  • Attached to the front of his bicycle are 15 mobile phones which Chen, 70, uses to simultaneously play the augmented-reality game Pokemon Go
  • Chen said his gear cost more than $4,800 and he spends about $300 a month on virtual currency to use in the game

TAIPEI: Chen San-yuan turns heads as he cycles through a suburb of Taipei, Taiwan’s capital.
The reason why?
Attached to the front of his bicycle are 15 mobile phones which Chen, 70, uses to simultaneously play the augmented-reality game Pokemon Go.
The smartphone-based game requires players to ‘catch’ animated characters that appear in real locations.
Known as Pokemon Grandpa, videos of Chen and his fan-shaped phone setup cycling between “Pokestops” have gone viral on the Internet and made him a minor celebrity in Tucheng district, where he lives.
“I used one cellphone and then kept playing and playing,” Chen, dressed in a crisp, white long-sleeved shirt and pants, told Reuters Television on a recent outing.
“After a month, it became three cellphones, six cellphones, nine cellphones, 12 and then 15,” he said, crediting his grandson with introducing him to Pokemon Go in 2016.
Chen said his gear cost more than $4,800 and he spends about $300 a month on virtual currency to use in the game.
Playing on multiple phones allows him to get to higher levels in the game more quickly and capture rarer creatures, he said.

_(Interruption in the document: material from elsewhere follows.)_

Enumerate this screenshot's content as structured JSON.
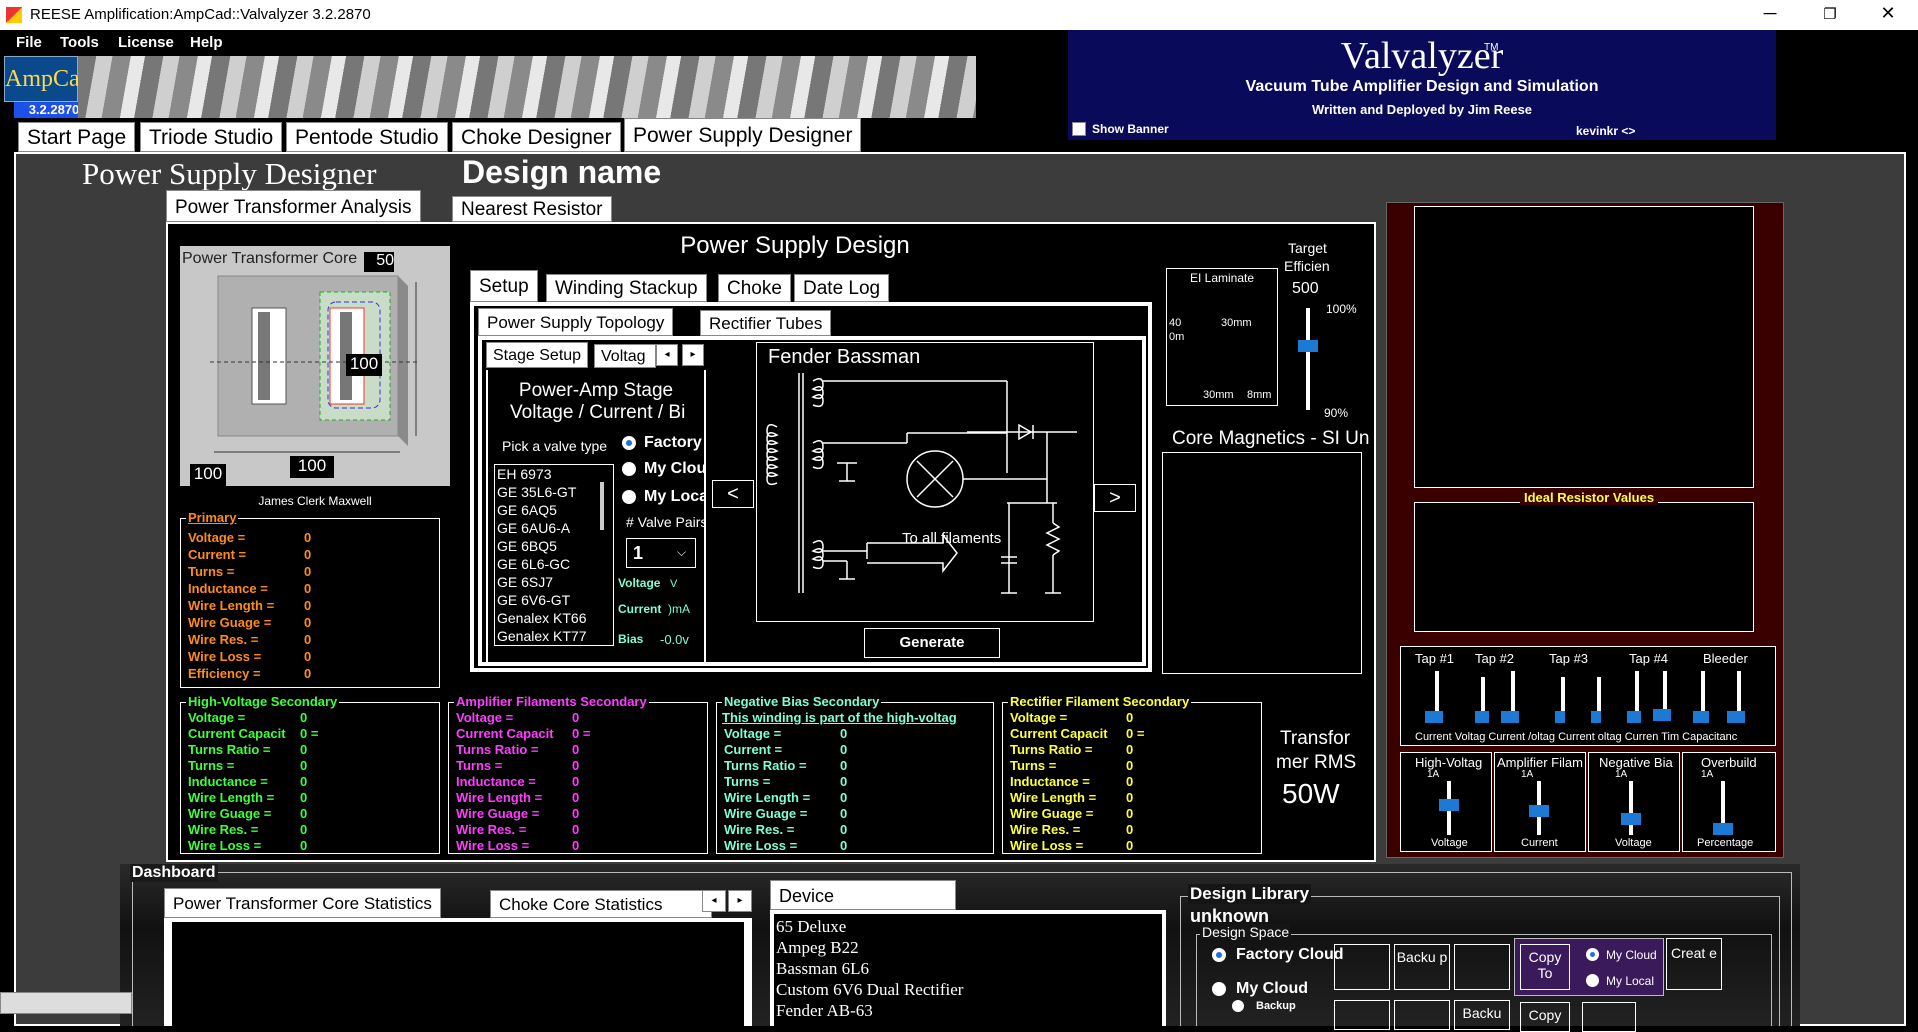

The pensioner said he sometimes plays all night thanks to the custom-made portable battery packs that recharge the phones.
Chen’s fellow players are amazed at his energy.
“He’s able to take care of fifteen cellphones at once,” said Shih Wun-sheng, 45. “From going out until returning home, Chen can remain energetic for six to seven hours, not feeling tired. That’s really impressive.”
Pokemon Go, jointly developed by Nintendo Co. and Niantic Inc, has been the biggest hit so far among games using so-called augmented reality, where digital characters are superimposed on the real world.